135 years ago today, a little girl was born in a small town called Clifton. She would one day become a world-famous author.
Her mother died when she was only 22 months old. The little girl's only memory of her mother is at the funeral, of her mother lying in her casket, looking asleep, and the girl wondering why everyone was crying and giving her sympathetic looks. That memory would one day show up in a book called Emily of New Moon.
Her father remarried and moved out west, so she was raised by her rather strict grandparents. She did spend a year or so with her father during her adolescence, but it was a miserable time, and she longed to be home with her cousins and friends, so she went back to live with her grandparents.
Later on, she went to college and at one point became a school teacher, sleeping in a room so cold in the winter that her wash water and ink bottle would freeze overnight.

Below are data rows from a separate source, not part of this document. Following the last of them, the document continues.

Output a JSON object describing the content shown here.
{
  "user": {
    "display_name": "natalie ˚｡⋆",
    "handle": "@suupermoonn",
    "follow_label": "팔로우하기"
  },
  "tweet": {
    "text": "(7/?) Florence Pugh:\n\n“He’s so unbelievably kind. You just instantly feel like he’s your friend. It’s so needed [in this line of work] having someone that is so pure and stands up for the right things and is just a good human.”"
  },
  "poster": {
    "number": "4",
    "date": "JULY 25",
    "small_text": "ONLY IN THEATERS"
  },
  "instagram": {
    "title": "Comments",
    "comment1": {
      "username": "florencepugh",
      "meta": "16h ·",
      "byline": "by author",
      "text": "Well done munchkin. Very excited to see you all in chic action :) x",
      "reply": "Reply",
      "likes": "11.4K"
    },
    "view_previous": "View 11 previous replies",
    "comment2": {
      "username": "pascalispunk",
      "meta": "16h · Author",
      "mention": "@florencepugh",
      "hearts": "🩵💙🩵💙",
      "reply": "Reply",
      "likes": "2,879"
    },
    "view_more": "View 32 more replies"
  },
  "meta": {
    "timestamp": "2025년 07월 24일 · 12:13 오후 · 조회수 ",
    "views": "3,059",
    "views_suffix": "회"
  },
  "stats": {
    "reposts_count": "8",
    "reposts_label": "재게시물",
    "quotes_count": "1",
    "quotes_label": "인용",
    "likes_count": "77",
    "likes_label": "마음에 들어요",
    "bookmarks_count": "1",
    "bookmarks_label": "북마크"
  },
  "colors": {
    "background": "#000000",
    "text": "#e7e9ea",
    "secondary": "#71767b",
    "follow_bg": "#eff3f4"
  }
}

Even so, she had aspirations to be a writer, so she got up early before school, lit a fire, got the ink workable, and hand-wrote short stories and poetry. Some of that work she published in magazines, which helped to keep her finances afloat.
Later, she worked at a newspaper proofing copy as articles flew down a chute at her. She no longer had the luxury of quiet time to write, but she found a way to write with the loud noises of the printer banging around her and in the snippets between the times articles shot down the chute. She had more acceptances during this period.
Eventually, however, she had to return home to care for her ailing grandmother, who had raised her. At this point, she managed to sell dozens of short stories, and she kept sending them off, something easy to do since the family ran the local post office. (In fact, that's how she sent off her first submission without anyone ever knowing about it.)
During a particularly harsh winter, she had a deep depression and nervous breakdown, and the local minister, named Ewan, a bachelor, became a dear friend who helped her through that time. He proposed, and she accepted, on the condition that she couldn't marry until her grandmother had passed away. He agreed, but his ministry called him away a year or so later, and they had a long-distance engagement for several years.
She admitted in her journal that she was never "in love" with him, but she loved him dearly as a friend and couldn't imagine her life without him, but at her age, that was the best she could hope for.
During this time, she decided to try her hand at a novel instead of short stories. She flipped through her idea notebook, where she always jotted down random ideas that came to her, and she came across one that seemed like a fun one to explore: a couple who wants to adopt a boy and accidentally gets sent a girl.
That book was rejected a few times, but eventually it found a home. Anne of Green Gables was published in 1908 and became a break-out success.
In the last 101 years, it has since been translated into dozens of languages, made into several movies and a musical, and continues to be a beloved classic. Her readers demanded many sequels. Her life as a famous novelist began.
When her grandmother died, Ewan returned, and they married. She was 38.
Right away, they left what was her home and moved far away. She would never live there again, only visit it, but she most of her future writing career would be focused on her old stomping grounds, and the world would love her for it.
She had three children, all boys. The second was stillborn due to a knot in the umbilical chord. She named him after her father, Hugh. She never quite got over losing him, even giving a similar loss to a character in one of her books.
In spite of the happy, almost magical, tone of her books, she led a sad life filled with depression, largely due to her husband's mental illness and tendency toward being a hypochondriac. Her eldest son, Chester, gave her much grief, failing in college, having an extra-marital affair, becoming a liar and a cheat, and so forth--things that made her completely heartsick.
She and her husband both had chronic depression and were dependent on prescription medications. She was generous, almost to a fault, with readers and fans, and frequently loaned money to family (which she often never got back). When her husband became too ill to work as a minister (and keep a congregation happy), she became the primary breadwinner of the family.
This was particularly difficult during the Depression, when buying books became a luxury for most people, and her income suffered dramatically as a result.
She kept a journal from the time she was a young girl almost until the end of her life. She nearly stopped writing in it during her final years. Quite often she wrote entries on other pieces of paper or in notebooks and later transcribed them into her journal.
The last one in the published version of her journals is supposedly such a note, written about a month before her death, but it was found on a table next to her body, and some people believe it to be a suicide note. We'll never know conclusively whether she died of natural causes or if she had a hand in it, as an autopsy was never performed.
"Since then my life has been hell, hell, hell. My mind is gone--everything in the world I lived for has gone--the world has gone mad. I shall be driven to end my life. Oh God, forgive me. Nobody dreams what my awful position is."
Whatever happened at the end of her life, I hope she's a happier woman now on the other side and has found some semblance of peace, particularly since she brought so much joy--and continues to bring that joy--to the millions who read her books.
I can honestly say that of all writers out there, L. M. Montgomery has had the most profound impact on me as a writer. That could be because of the age I was when I discovered her work or the friends I had who also loved her stories. As I've said before, I'm not just an Anne fan.
Rather, I am fascinated by L. M. Montgomery the mother, the wife, the writer . . . the woman. I can point to elements in my own work that have been directly impacted by hers. Today I'm remembering her and honoring her.
Happy birthday, Maud.
May you truly rest in peace.